Your task is to find every line of the data that holds the string "content" and copy it.

• DATA TO EXAMINE
------------------------------------

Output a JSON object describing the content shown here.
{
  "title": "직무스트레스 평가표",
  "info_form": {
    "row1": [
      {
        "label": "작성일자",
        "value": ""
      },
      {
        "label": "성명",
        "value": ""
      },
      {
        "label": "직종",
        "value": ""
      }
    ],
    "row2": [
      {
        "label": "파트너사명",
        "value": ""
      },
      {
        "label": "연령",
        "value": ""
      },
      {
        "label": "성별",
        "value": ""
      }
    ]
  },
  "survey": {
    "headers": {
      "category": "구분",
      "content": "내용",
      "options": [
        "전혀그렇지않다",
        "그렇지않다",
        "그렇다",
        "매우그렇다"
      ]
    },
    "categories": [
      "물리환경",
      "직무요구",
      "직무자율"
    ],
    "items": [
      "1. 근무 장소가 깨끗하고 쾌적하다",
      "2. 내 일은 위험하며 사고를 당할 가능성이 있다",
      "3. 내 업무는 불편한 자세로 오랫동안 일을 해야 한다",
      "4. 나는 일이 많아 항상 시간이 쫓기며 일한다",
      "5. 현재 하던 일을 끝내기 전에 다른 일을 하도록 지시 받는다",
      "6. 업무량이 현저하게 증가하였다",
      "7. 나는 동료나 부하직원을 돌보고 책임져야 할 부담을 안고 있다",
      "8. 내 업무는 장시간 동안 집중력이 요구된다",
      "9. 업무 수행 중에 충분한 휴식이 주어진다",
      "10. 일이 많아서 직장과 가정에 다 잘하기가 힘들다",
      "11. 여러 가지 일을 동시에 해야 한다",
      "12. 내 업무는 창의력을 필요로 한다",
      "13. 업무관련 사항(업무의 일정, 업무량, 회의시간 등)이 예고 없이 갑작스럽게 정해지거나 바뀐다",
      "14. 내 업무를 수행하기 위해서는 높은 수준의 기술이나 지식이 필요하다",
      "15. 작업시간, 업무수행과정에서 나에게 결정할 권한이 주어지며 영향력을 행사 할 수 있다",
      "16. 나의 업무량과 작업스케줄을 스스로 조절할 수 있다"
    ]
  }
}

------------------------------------

• ANSWER TO THIS TASK
Output a JSON object describing the content shown here.
      "content": "내용",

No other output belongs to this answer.